(Exercise objective) Among the entries below, how many lines hold "Notebook"? Reply with the number only.

(Material shown)
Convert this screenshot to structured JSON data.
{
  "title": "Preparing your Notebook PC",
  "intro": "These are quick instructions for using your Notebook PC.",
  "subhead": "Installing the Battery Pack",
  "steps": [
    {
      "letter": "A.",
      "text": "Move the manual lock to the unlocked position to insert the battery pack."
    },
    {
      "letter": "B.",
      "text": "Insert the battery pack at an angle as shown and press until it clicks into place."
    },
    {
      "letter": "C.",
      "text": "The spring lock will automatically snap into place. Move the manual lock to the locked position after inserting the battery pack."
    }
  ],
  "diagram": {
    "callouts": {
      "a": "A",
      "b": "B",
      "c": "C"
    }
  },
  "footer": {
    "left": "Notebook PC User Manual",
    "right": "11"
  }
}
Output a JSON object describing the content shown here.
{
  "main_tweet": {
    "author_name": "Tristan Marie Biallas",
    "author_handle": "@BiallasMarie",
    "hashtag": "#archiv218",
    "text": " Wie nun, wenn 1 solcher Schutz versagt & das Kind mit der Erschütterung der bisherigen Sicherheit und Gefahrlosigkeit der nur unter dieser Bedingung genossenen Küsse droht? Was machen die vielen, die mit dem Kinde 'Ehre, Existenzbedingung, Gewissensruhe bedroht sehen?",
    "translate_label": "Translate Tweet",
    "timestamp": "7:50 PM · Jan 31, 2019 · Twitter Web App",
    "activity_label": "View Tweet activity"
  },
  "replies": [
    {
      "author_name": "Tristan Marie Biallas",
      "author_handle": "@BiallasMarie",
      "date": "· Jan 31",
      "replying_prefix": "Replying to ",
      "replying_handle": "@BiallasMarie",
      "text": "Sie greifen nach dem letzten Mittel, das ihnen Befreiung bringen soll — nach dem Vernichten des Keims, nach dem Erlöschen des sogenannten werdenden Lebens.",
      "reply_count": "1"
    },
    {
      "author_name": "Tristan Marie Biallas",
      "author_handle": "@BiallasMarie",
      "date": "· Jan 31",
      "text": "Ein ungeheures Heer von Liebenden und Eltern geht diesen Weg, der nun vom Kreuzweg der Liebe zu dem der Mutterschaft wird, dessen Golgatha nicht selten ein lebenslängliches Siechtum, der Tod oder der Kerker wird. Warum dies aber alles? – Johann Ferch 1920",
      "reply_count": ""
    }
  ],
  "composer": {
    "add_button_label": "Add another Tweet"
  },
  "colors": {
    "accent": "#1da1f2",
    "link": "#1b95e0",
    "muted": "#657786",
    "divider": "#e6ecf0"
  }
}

(Answer section) 3